Jérôme Glisse felt that the time had come for the Linux kernel to address seriously the issue of having many different types of memory installed on a single running system. There was main system memory and device-specific memory, and associated hierarchies regarding which memory to use at which time and under which circumstances. This complicated new situation, Jérôme said, was actually now the norm, and it should be treated as such.

The physical connections between the various CPUs and devices and RAM chips—that is, the bus topology—also was relevant, because it could influence the various speeds of each of those components.

Jérôme wanted to be clear that his proposal went beyond existing efforts to handle heterogeneous RAM. He wanted to take account of the wide range of hardware and its topological relationships to eek out the absolute highest performance from a given system. He said:

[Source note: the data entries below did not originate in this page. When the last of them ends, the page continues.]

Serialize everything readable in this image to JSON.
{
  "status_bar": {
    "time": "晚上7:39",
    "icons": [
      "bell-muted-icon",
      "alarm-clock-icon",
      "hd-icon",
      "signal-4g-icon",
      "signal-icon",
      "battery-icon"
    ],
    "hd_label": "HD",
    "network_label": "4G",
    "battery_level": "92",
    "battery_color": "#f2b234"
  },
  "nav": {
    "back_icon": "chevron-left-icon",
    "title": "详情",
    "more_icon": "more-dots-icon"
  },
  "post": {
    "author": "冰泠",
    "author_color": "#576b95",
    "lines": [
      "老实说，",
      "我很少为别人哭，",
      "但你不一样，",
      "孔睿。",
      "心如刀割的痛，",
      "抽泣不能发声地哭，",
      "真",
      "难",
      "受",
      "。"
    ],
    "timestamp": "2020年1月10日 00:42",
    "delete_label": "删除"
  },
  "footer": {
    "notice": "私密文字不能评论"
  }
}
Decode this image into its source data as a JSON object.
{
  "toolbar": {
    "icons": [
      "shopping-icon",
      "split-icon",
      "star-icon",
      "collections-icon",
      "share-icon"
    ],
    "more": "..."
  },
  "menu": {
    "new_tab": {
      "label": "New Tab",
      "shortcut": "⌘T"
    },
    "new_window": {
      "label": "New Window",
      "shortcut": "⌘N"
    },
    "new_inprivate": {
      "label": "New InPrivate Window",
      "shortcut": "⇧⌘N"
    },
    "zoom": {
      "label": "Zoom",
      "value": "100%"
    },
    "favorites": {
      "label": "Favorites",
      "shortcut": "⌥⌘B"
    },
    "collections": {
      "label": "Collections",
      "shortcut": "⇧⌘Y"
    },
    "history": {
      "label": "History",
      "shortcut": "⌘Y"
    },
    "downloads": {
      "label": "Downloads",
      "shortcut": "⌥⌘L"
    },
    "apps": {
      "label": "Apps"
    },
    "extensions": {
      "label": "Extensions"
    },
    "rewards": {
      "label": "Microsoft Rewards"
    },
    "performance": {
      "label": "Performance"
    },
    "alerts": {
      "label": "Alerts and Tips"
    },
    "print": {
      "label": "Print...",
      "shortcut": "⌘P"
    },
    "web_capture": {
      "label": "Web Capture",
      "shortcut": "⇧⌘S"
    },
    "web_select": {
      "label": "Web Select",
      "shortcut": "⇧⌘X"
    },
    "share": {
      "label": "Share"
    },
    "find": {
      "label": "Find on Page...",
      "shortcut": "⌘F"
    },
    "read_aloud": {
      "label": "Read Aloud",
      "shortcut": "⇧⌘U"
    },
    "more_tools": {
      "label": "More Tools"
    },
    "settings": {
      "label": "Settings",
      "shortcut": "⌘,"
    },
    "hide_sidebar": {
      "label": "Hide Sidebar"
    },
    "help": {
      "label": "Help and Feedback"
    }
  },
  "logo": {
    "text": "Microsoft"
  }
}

One of the reasons for radical change is the advance of accelerator like GPU or FPGA means that CPU is no longer the only piece where computation happens. It is becoming more and more common for an application to use a mix and match of different accelerator to perform its computation. So we can no longer satisfy our self with a CPU centric and flat view of a system like NUMA and NUMA distance.

He posted some patches to accomplish several different things. First, he wanted to expose the bus topology and memory variety to userspace as a clear API, so that both the kernel and user applications could make the best possible use of the particular hardware configuration on a given system. A part of this, he said, would have to take account of the fact that not all memory on the system always would be equally available to all devices, CPUs or users.

To accomplish all this, his patches first identified four basic elements that could be used to construct an arbitrarily complex graph of CPU, memory and bus topology on a given system.

These included "targets", which were any sort of memory; "initiators", which were CPUs or any other device that might access memory; "links", which were any sort of bus-type connection between a target and an initiator; and "bridges", which could connect groups of initiators to remote targets.

Aspects like bandwidth and latency would be associated with their relevant links and bridges. And, the whole graph of the system would be exposed to userspace via files in the SysFS hierarchy.